The two companies of the Fifth Pennsylvania Cavalry, formerly with Smith's division, to rejoin their regiment at Williamsburg, and the regiment to be under the orders of the commander of the forces at Yorktown.

Five companies of the Eleventh Pennsylvania Cavalry, now at Williamsburg, to repair to Suffolk and report to Brigadier-General Mansfield.

Very respectfully, your obedient servant,

S. WILLIAMS,

Assistant Adjutant-General.

FORT MONROE, August 23, 1862-12.20 p.m.

Hon. E. M. STANTON,

Secretary of War:

I have just received your order to send home the three months' regiments, of which I have three, and put them en route two or three days before the expiration of their term. This is not possible now, as the term of one expires the day after to-morrow. The two others are at Suffolk. Their time expires next week.

General McClellan has placed other regiments at my disposal this morning to relieve them, but they are at Yorktown, and as the transportation is all engrossed in moving his army, there will be a delay of a few days.
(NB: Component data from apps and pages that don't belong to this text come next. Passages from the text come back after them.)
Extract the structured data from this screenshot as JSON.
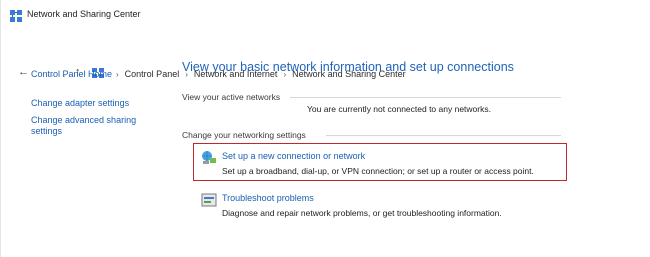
{
  "window": {
    "title": "Network and Sharing Center"
  },
  "address": {
    "breadcrumbs": [
      "Control Panel",
      "Network and Internet",
      "Network and Sharing Center"
    ]
  },
  "sidebar": {
    "items": [
      {
        "label": "Control Panel Home"
      },
      {
        "label": "Change adapter settings"
      },
      {
        "label": "Change advanced sharing settings"
      }
    ]
  },
  "main": {
    "title": "View your basic network information and set up connections",
    "active_networks_label": "View your active networks",
    "active_networks_status": "You are currently not connected to any networks.",
    "change_settings_label": "Change your networking settings",
    "tasks": [
      {
        "link": "Set up a new connection or network",
        "description": "Set up a broadband, dial-up, or VPN connection; or set up a router or access point.",
        "icon": "network-setup-icon"
      },
      {
        "link": "Troubleshoot problems",
        "description": "Diagnose and repair network problems, or get troubleshooting information.",
        "icon": "troubleshoot-icon"
      }
    ]
  },
  "colors": {
    "link": "#1a5fb4",
    "title": "#1e63b8",
    "highlight_border": "#c0282d"
  }
}
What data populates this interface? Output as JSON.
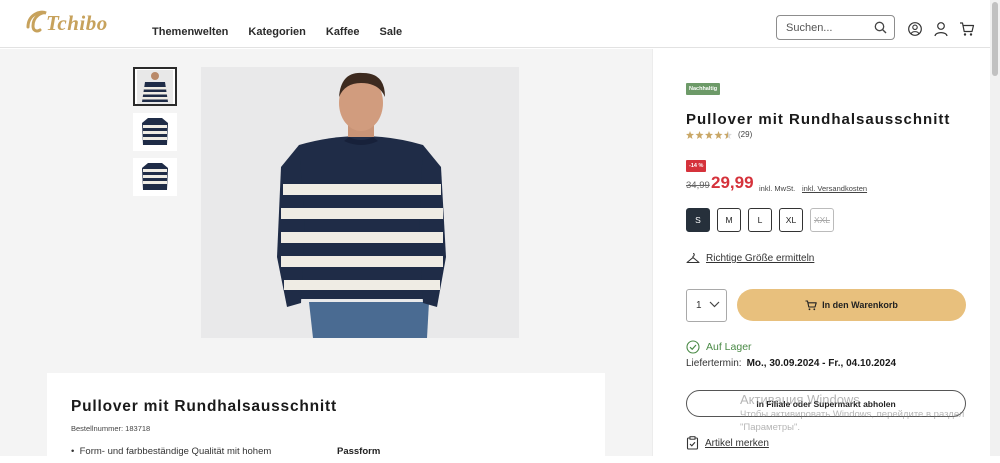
{
  "header": {
    "logo": "Tchibo",
    "nav": [
      "Themenwelten",
      "Kategorien",
      "Kaffee",
      "Sale"
    ],
    "search_placeholder": "Suchen..."
  },
  "product": {
    "badge": "Nachhaltig",
    "title": "Pullover mit Rundhalsausschnitt",
    "rating": 4.5,
    "rating_count": "(29)",
    "discount": "-14 %",
    "old_price": "34,99",
    "price": "29,99",
    "vat": "inkl. MwSt.",
    "shipping": "inkl. Versandkosten",
    "sizes": [
      {
        "label": "S",
        "state": "selected"
      },
      {
        "label": "M",
        "state": "available"
      },
      {
        "label": "L",
        "state": "available"
      },
      {
        "label": "XL",
        "state": "available"
      },
      {
        "label": "XXL",
        "state": "unavailable"
      }
    ],
    "size_finder": "Richtige Größe ermitteln",
    "quantity": "1",
    "add_to_cart": "In den Warenkorb",
    "stock": "Auf Lager",
    "delivery_label": "Liefertermin:",
    "delivery_dates": "Mo., 30.09.2024 - Fr., 04.10.2024",
    "pickup": "In Filiale oder Supermarkt abholen",
    "remember": "Artikel merken",
    "accent_color": "#e8c07d",
    "sale_color": "#d5323b",
    "stock_color": "#4a8a46"
  },
  "description": {
    "title": "Pullover mit Rundhalsausschnitt",
    "order_number": "Bestellnummer: 183718",
    "bullet": "Form- und farbbeständige Qualität mit hohem",
    "fit_label": "Passform"
  },
  "watermark": {
    "title": "Активация Windows",
    "line1": "Чтобы активировать Windows, перейдите в раздел",
    "line2": "\"Параметры\"."
  }
}
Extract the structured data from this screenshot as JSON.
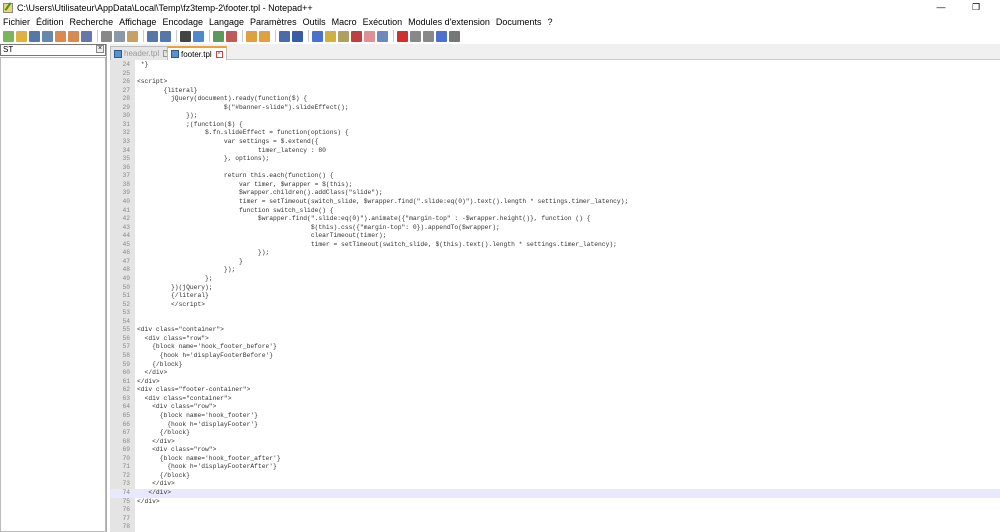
{
  "window": {
    "title": "C:\\Users\\Utilisateur\\AppData\\Local\\Temp\\fz3temp-2\\footer.tpl - Notepad++",
    "minimize": "—",
    "maximize": "❐"
  },
  "menu": [
    "Fichier",
    "Édition",
    "Recherche",
    "Affichage",
    "Encodage",
    "Langage",
    "Paramètres",
    "Outils",
    "Macro",
    "Exécution",
    "Modules d'extension",
    "Documents",
    "?"
  ],
  "toolbar": {
    "icons": [
      "new-file",
      "open-file",
      "save",
      "save-all",
      "close",
      "close-all",
      "print",
      "cut",
      "copy",
      "paste",
      "undo",
      "redo",
      "find",
      "replace",
      "zoom-in",
      "zoom-out",
      "sync-vertical",
      "sync-horizontal",
      "word-wrap",
      "show-all-chars",
      "indent-guide",
      "lang-define",
      "doc-map",
      "function-list",
      "folder-workspace",
      "monitor",
      "record-macro",
      "stop-record",
      "play-macro",
      "run-macro-multiple",
      "save-macro"
    ]
  },
  "left_panel": {
    "input_value": "ST",
    "close": "×"
  },
  "tabs": [
    {
      "label": "header.tpl",
      "active": false
    },
    {
      "label": "footer.tpl",
      "active": true
    }
  ],
  "editor": {
    "current_line": 74,
    "lines": [
      {
        "n": "24",
        "t": " *}"
      },
      {
        "n": "25",
        "t": ""
      },
      {
        "n": "26",
        "t": "<script>"
      },
      {
        "n": "27",
        "t": "       {literal}"
      },
      {
        "n": "28",
        "t": "         jQuery(document).ready(function($) {"
      },
      {
        "n": "29",
        "t": "                       $(\"#banner-slide\").slideEffect();"
      },
      {
        "n": "30",
        "t": "             });"
      },
      {
        "n": "31",
        "t": "             ;(function($) {"
      },
      {
        "n": "32",
        "t": "                  $.fn.slideEffect = function(options) {"
      },
      {
        "n": "33",
        "t": "                       var settings = $.extend({"
      },
      {
        "n": "34",
        "t": "                                timer_latency : 80"
      },
      {
        "n": "35",
        "t": "                       }, options);"
      },
      {
        "n": "36",
        "t": ""
      },
      {
        "n": "37",
        "t": "                       return this.each(function() {"
      },
      {
        "n": "38",
        "t": "                           var timer, $wrapper = $(this);"
      },
      {
        "n": "39",
        "t": "                           $wrapper.children().addClass(\"slide\");"
      },
      {
        "n": "40",
        "t": "                           timer = setTimeout(switch_slide, $wrapper.find(\".slide:eq(0)\").text().length * settings.timer_latency);"
      },
      {
        "n": "41",
        "t": "                           function switch_slide() {"
      },
      {
        "n": "42",
        "t": "                                $wrapper.find(\".slide:eq(0)\").animate({\"margin-top\" : -$wrapper.height()}, function () {"
      },
      {
        "n": "43",
        "t": "                                              $(this).css({\"margin-top\": 0}).appendTo($wrapper);"
      },
      {
        "n": "44",
        "t": "                                              clearTimeout(timer);"
      },
      {
        "n": "45",
        "t": "                                              timer = setTimeout(switch_slide, $(this).text().length * settings.timer_latency);"
      },
      {
        "n": "46",
        "t": "                                });"
      },
      {
        "n": "47",
        "t": "                           }"
      },
      {
        "n": "48",
        "t": "                       });"
      },
      {
        "n": "49",
        "t": "                  };"
      },
      {
        "n": "50",
        "t": "         })(jQuery);"
      },
      {
        "n": "51",
        "t": "         {/literal}"
      },
      {
        "n": "52",
        "t": "         </script>"
      },
      {
        "n": "53",
        "t": ""
      },
      {
        "n": "54",
        "t": ""
      },
      {
        "n": "55",
        "t": "<div class=\"container\">"
      },
      {
        "n": "56",
        "t": "  <div class=\"row\">"
      },
      {
        "n": "57",
        "t": "    {block name='hook_footer_before'}"
      },
      {
        "n": "58",
        "t": "      {hook h='displayFooterBefore'}"
      },
      {
        "n": "59",
        "t": "    {/block}"
      },
      {
        "n": "60",
        "t": "  </div>"
      },
      {
        "n": "61",
        "t": "</div>"
      },
      {
        "n": "62",
        "t": "<div class=\"footer-container\">"
      },
      {
        "n": "63",
        "t": "  <div class=\"container\">"
      },
      {
        "n": "64",
        "t": "    <div class=\"row\">"
      },
      {
        "n": "65",
        "t": "      {block name='hook_footer'}"
      },
      {
        "n": "66",
        "t": "        {hook h='displayFooter'}"
      },
      {
        "n": "67",
        "t": "      {/block}"
      },
      {
        "n": "68",
        "t": "    </div>"
      },
      {
        "n": "69",
        "t": "    <div class=\"row\">"
      },
      {
        "n": "70",
        "t": "      {block name='hook_footer_after'}"
      },
      {
        "n": "71",
        "t": "        {hook h='displayFooterAfter'}"
      },
      {
        "n": "72",
        "t": "      {/block}"
      },
      {
        "n": "73",
        "t": "    </div>"
      },
      {
        "n": "74",
        "t": "   </div>"
      },
      {
        "n": "75",
        "t": "</div>"
      },
      {
        "n": "76",
        "t": ""
      },
      {
        "n": "77",
        "t": ""
      },
      {
        "n": "78",
        "t": ""
      }
    ]
  },
  "colors": {
    "current_line": "#e8e8ff",
    "gutter": "#e4e4e4",
    "active_tab_accent": "#f0a030"
  }
}
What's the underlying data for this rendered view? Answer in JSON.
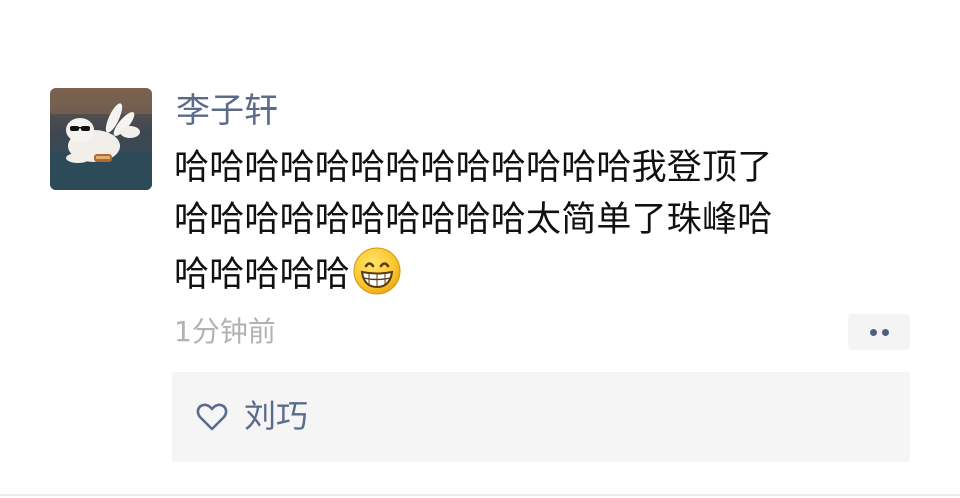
{
  "post": {
    "username": "李子轩",
    "content_lines": [
      "哈哈哈哈哈哈哈哈哈哈哈哈哈我登顶了",
      "哈哈哈哈哈哈哈哈哈哈太简单了珠峰哈",
      "哈哈哈哈哈"
    ],
    "emoji": "grinning-face-emoji",
    "timestamp": "1分钟前"
  },
  "likes": {
    "icon": "heart-outline-icon",
    "names": "刘巧"
  },
  "more_button": {
    "icon": "two-dots-icon"
  },
  "colors": {
    "name_link": "#5b6b8c",
    "text": "#111111",
    "timestamp": "#b2b2b2",
    "panel_bg": "#f5f5f5"
  }
}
The officers and men of these regiments are in debt at Suffolk and are anxious to pay, but they have no money. If they leave without paying it will be discreditable to them and the Government. They have received nothing. Cannot a paymaster be ordered here immediately to pay them before they leave?

JOHN A. DIX,

Major-General.

HEADQUARTERS FOURTH CORPS, Yorktown, Va., August 25, 1862.

TO HIS EXCELLENCY THE PRESIDENT OF THE UNITED STATES:

Having given my opinion in favor of removing the army from Harrison's Landing when Your Excellency was at that place and afterward by letter, I did not learn that my views were in opposition to those of Major-General McClellan and of most, if not all, the corps commanders until quite recently. From that place something like 20 per centrum of our force were carried away sick in boats. Many who came by land were weak, and I am convinced, after many observations and inquiries, that if the army had remained through the sickly season, which was but just setting in when we left, by the middle of September not more than 10,000 well men would have remained in the Army of the Potomac. Our draught animals were suffering from heat, flies, and stamping almost as much as the men. It was therefore absolutely necessary to leave Harrison's Landing. I only regret the loss of a month. I strongly advocated a movement which should bring the whole of the